“Did you know that there’s one called a chocolate chip sea cucumber?” Meng Yun is completely entranced. “It’s said to be a trypophobic nightmare.”
Gilbert widens his eyes, but his brain seems to be thinking in a different direction. “Does it also taste like chocolate chips?”
“—It doesn’t,” Meng Qing interrupts them. “They don’t taste like chocolate chips nor cucumbers. They’re bland but the dish is popular not only for their medicinal properties, but for their attribution to male reproductive health. Folk religion considers them aphrodisiacs because these invertebrates squirts at their aggressors, resembling a—"
“A phallus,” Gilbert completes with no sense of tact. “Sister, you’re very knowledgeable on sea cucumber mythology.”
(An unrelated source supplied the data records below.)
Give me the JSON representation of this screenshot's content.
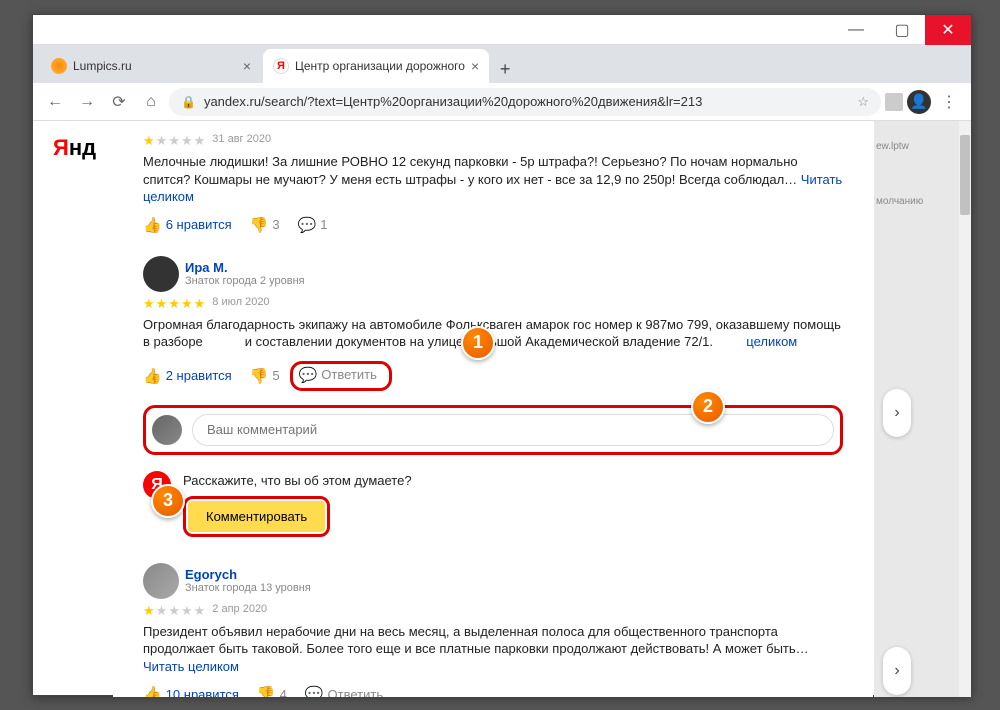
{
  "tabs": [
    {
      "title": "Lumpics.ru"
    },
    {
      "title": "Центр организации дорожного"
    }
  ],
  "url": "yandex.ru/search/?text=Центр%20организации%20дорожного%20движения&lr=213",
  "brand": {
    "y": "Я",
    "rest": "нд"
  },
  "sideHints": [
    "ew.lptw",
    "молчанию"
  ],
  "reviews": [
    {
      "date": "31 авг 2020",
      "ratingFilled": 1,
      "text": "Мелочные людишки! За лишние РОВНО 12 секунд парковки - 5р штрафа?! Серьезно? По ночам нормально спится? Кошмары не мучают? У меня есть штрафы - у кого их нет - все за 12,9 по 250р! Всегда соблюдал…",
      "readmore": "Читать целиком",
      "likes": "6 нравится",
      "dislikes": "3",
      "comments": "1"
    },
    {
      "name": "Ира М.",
      "level": "Знаток города 2 уровня",
      "date": "8 июл 2020",
      "ratingFilled": 5,
      "textPrefix": "Огромная благодарность экипажу на автомобиле Фольксваген амарок гос номер к 987мо 799, оказавшему помощь в разборе",
      "textSuffix": "и составлении документов на улице Большой Академической владение 72/1.",
      "readmore": "целиком",
      "likes": "2 нравится",
      "dislikes": "5",
      "reply": "Ответить"
    },
    {
      "name": "Egorych",
      "level": "Знаток города 13 уровня",
      "date": "2 апр 2020",
      "ratingFilled": 1,
      "text": "Президент объявил нерабочие дни на весь месяц, а выделенная полоса для общественного транспорта продолжает быть таковой. Более того еще и все платные парковки продолжают действовать! А может быть…",
      "readmore": "Читать целиком",
      "likes": "10 нравится",
      "dislikes": "4",
      "reply": "Ответить"
    }
  ],
  "comment": {
    "placeholder": "Ваш комментарий"
  },
  "prompt": {
    "question": "Расскажите, что вы об этом думаете?",
    "button": "Комментировать",
    "yaLetter": "Я"
  },
  "badges": [
    "1",
    "2",
    "3"
  ]
}
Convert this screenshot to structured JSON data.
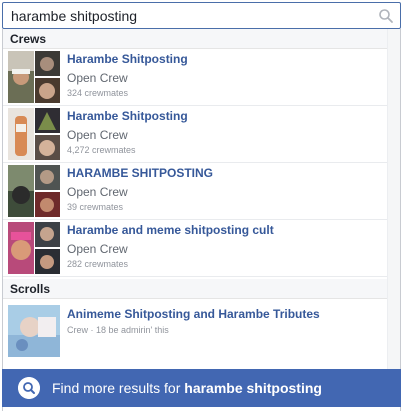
{
  "search": {
    "value": "harambe shitposting"
  },
  "sections": {
    "crews_label": "Crews",
    "scrolls_label": "Scrolls"
  },
  "crews": [
    {
      "name": "Harambe Shitposting",
      "type": "Open Crew",
      "members": "324 crewmates"
    },
    {
      "name": "Harambe Shitposting",
      "type": "Open Crew",
      "members": "4,272 crewmates"
    },
    {
      "name": "HARAMBE SHITPOSTING",
      "type": "Open Crew",
      "members": "39 crewmates"
    },
    {
      "name": "Harambe and meme shitposting cult",
      "type": "Open Crew",
      "members": "282 crewmates"
    }
  ],
  "scrolls": [
    {
      "title": "Animeme Shitposting and Harambe Tributes",
      "meta": "Crew · 18 be admirin' this"
    }
  ],
  "footer": {
    "prefix": "Find more results for",
    "query": "harambe shitposting"
  },
  "colors": {
    "accent": "#4267b2",
    "link": "#365899",
    "search_border": "#4a6ea9"
  },
  "icons": {
    "search": "search-icon",
    "footer": "magnifier-icon"
  }
}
Meng Qing nods. “I’ve written scientific journals on their properties and pharmaceutical use.”
“Scientific journals? I’ve read all of them but there are only so few…” Gilbert suddenly stands up, knocking down a pile of books in the process. He approaches the wooden desk with stars in his eyes. “Don’t tell me… y-you are the esteemed Dr. Meng Qing, the one who has published numerous acclaimed works linking marine biology with pharmacology, the one who has won distinctions for her extensive biomedical research, the one who—”
“That is my part-time hobby. I’m a full-time medical student and social media manager, not a doctor yet,” Meng Qing explains. “I also know of you, Mr. Gilbert Rhodes, the genius scientist who has been invited to countless award shows for his unconventional studies on wildlife. You are also the only environmentalist to have never shown up in any of the ceremonies.”
“That is also my part-time hobby,” Gilbert tells her and there’s deep respect laid in his tone. “I am but a wanderer of nature, stuck in a job that hardly pays my travel fees.”
The two of them shake hands.
In a much quieter corner of the room, two men sit in witness of the events. Shu takes a long moment to digest the new information. He nudges Glenn on the chest.
“What is going on.”
Glenn, who is in deep thought about something beyond the scope of the current conversation, leans over to murmur, “Have you tried sea cucumbers?”
“…No.” Shu looks at him with confusion. “Why are you asking?”
“I’m curious about the origins of that myth…” Glenn trails off with full implication. “Aphrodisiacs. I’m wondering—”
“I have not tried,” Shu enunciates coldly.
“Hm.” Glenn smiles at him before deflecting the topic. “Gilbert, answer his question.”
The question – so-long drifted that even Shu has a hard time remembering – has Gilbert momentarily dazed. He turns around to look at two of them and rubs a hand on his chin, slowly going over his jaw. Gilbert squints his eyes and with every tilt of his head, every crease on his eyebrows, Shu knows the man has no recollection at all.
He reminds him. “Why were you looking for me?”
“Ah!” Gilbert snaps his fingers in realization. “Don’t worry, I didn’t forget… uh—"
He hastily shoves his hand in his jean pockets and pulls out a very wrinkled piece of paper, crumpled in every corner and much larger than the last one he’d held. He unfurls it haphazardly and it rips a bit on the bottom, but Gilbert dismisses the small accident.
“I have a note from the boss addressed to…” Gilbert clears his throat and recites with a much deeper voice in imitation of the sender – Shu is certain that his brother doesn’t sound like that. “’Dear our family’s estranged young master—‘”
“Who?” Shu looks murderous. “You have the wrong person.”
Gilbert looks confused. “Glenn, do we have the wrong person?”
“No.” Glenn is studying his angry expression. “It’s correct.”
The other man clears his throat and starts again, “’Dear our family’s estranged young master, if you are done with your rebellious phase, your big brother wants you back home. It’s very lonely without you here—‘”
“You have the wrong person.”
Shu’s eyes are ice cold and his words stab through like daggers. He continues and his voice is not loud – it’s devoid of emotion, ghastly against the silence but penetrating regardless. “If not, then he has some nerve.”